§ TASK
Pull every line containing the word "JSON" from the records.

§ INFORMATION PROVIDED

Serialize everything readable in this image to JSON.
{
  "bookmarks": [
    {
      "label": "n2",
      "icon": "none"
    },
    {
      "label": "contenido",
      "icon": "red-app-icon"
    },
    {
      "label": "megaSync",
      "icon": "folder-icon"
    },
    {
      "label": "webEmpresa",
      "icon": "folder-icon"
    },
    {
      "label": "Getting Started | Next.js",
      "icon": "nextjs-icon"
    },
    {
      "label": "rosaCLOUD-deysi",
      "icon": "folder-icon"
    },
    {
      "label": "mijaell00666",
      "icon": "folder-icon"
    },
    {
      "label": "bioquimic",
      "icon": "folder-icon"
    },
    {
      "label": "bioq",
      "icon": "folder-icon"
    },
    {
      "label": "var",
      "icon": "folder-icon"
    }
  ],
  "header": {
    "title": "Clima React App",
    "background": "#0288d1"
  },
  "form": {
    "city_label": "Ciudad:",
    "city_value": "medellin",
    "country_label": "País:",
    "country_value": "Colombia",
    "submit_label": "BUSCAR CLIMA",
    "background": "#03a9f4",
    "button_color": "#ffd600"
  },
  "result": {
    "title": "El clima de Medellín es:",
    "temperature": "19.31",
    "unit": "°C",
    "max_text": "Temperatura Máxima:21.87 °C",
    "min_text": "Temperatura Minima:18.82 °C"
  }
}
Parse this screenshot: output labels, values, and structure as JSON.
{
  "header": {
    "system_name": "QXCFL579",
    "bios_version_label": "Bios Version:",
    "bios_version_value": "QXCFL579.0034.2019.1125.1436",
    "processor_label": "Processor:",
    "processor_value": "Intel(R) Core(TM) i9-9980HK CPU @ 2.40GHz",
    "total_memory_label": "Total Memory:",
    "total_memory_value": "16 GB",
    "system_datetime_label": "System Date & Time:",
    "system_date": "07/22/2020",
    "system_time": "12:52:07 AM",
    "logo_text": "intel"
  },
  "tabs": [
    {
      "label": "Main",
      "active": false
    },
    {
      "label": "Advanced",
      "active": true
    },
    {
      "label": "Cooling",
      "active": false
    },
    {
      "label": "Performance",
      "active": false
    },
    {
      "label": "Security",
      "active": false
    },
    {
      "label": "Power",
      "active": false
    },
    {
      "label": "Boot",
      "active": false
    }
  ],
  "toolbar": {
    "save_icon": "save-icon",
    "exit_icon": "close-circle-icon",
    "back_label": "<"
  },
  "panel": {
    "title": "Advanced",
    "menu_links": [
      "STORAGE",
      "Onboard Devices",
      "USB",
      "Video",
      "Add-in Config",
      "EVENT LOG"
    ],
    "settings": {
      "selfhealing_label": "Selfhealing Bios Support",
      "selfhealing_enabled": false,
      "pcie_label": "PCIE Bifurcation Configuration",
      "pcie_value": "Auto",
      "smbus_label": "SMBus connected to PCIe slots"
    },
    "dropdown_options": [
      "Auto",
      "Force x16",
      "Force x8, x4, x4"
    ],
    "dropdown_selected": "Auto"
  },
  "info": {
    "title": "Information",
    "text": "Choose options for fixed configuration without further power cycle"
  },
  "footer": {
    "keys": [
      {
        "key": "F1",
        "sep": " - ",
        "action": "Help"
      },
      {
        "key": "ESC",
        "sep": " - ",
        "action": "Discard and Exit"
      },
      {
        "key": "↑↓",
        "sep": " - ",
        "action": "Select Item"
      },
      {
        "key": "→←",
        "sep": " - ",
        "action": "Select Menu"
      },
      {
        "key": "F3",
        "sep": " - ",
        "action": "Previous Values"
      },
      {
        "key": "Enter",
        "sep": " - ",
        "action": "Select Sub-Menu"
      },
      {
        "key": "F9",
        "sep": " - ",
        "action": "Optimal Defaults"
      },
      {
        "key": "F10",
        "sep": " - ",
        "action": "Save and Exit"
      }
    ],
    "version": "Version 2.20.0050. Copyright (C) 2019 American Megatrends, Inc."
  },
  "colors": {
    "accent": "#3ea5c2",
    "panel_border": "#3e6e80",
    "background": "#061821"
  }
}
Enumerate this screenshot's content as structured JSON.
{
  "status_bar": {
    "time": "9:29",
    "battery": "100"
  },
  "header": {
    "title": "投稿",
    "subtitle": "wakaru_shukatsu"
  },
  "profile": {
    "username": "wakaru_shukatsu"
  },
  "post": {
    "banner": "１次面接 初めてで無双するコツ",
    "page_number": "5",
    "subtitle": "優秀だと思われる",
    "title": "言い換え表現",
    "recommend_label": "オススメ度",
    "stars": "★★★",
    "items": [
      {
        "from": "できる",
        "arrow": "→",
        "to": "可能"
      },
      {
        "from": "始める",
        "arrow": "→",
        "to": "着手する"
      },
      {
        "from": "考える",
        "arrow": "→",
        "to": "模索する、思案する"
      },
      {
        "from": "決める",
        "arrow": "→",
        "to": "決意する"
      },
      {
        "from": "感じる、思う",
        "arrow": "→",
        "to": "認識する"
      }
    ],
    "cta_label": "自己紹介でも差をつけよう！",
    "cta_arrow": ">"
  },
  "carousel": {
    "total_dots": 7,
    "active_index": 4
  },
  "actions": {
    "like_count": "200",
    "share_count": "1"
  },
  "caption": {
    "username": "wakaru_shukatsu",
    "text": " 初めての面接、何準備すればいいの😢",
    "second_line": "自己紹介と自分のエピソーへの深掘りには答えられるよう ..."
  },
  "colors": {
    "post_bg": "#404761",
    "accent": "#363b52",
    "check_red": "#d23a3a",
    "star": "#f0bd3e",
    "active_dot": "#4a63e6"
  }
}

§ ANSWER SECTION
Serialize everything readable in this image to JSON.
Parse this screenshot: output labels, values, and structure as JSON.
Enumerate this screenshot's content as structured JSON.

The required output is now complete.